Task goal: Sort through the material below and copy each line with "description".

━━ Data to process ━━

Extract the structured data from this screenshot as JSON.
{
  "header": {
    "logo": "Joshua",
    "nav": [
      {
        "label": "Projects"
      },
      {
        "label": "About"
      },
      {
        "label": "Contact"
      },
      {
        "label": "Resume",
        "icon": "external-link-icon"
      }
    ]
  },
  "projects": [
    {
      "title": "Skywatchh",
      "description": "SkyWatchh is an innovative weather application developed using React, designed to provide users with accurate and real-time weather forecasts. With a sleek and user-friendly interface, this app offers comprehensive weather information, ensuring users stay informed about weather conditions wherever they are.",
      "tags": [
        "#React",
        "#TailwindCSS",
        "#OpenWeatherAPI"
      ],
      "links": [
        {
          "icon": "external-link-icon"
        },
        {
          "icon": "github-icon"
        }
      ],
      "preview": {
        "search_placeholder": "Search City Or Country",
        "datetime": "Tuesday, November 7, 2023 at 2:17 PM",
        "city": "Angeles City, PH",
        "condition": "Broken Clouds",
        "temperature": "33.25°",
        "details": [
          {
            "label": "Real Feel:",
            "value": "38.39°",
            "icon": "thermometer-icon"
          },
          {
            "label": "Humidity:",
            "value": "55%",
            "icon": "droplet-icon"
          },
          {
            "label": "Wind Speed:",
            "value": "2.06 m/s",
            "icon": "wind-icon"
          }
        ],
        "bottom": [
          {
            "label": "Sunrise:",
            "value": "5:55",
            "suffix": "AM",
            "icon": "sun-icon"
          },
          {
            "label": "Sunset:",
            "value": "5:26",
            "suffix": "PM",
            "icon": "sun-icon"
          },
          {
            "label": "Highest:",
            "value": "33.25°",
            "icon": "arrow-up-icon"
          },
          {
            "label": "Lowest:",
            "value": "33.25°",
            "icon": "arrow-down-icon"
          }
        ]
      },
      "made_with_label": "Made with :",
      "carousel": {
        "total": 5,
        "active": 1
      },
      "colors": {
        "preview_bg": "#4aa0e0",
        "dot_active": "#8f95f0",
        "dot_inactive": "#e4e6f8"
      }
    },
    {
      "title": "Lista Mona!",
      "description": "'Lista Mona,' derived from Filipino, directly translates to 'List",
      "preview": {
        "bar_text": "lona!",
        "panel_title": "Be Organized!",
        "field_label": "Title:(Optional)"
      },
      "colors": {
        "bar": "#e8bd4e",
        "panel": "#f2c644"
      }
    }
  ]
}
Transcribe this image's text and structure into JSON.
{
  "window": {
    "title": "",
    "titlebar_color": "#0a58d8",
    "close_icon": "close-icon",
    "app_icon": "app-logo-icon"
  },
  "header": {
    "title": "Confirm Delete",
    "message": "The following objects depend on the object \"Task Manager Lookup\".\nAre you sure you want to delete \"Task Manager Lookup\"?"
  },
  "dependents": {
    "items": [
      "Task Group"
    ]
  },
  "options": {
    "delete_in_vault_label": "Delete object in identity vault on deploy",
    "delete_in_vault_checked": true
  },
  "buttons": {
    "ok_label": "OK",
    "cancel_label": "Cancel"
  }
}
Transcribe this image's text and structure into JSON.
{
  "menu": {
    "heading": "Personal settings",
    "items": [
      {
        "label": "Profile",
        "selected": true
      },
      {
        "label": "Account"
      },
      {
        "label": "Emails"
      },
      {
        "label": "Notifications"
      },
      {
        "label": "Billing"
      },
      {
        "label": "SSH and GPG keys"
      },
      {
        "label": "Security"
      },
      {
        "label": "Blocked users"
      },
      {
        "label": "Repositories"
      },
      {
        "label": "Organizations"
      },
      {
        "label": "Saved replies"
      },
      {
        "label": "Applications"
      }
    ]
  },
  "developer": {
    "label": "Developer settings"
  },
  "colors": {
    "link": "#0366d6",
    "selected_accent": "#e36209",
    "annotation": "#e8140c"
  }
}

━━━

Output below:
      "description": "SkyWatchh is an innovative weather application developed using React, designed to provide users with accurate and real-time weather forecasts. With a sleek and user-friendly interface, this app offers comprehensive weather information, ensuring users stay informed about weather conditions wherever they are.",
      "description": "'Lista Mona,' derived from Filipino, directly translates to 'List",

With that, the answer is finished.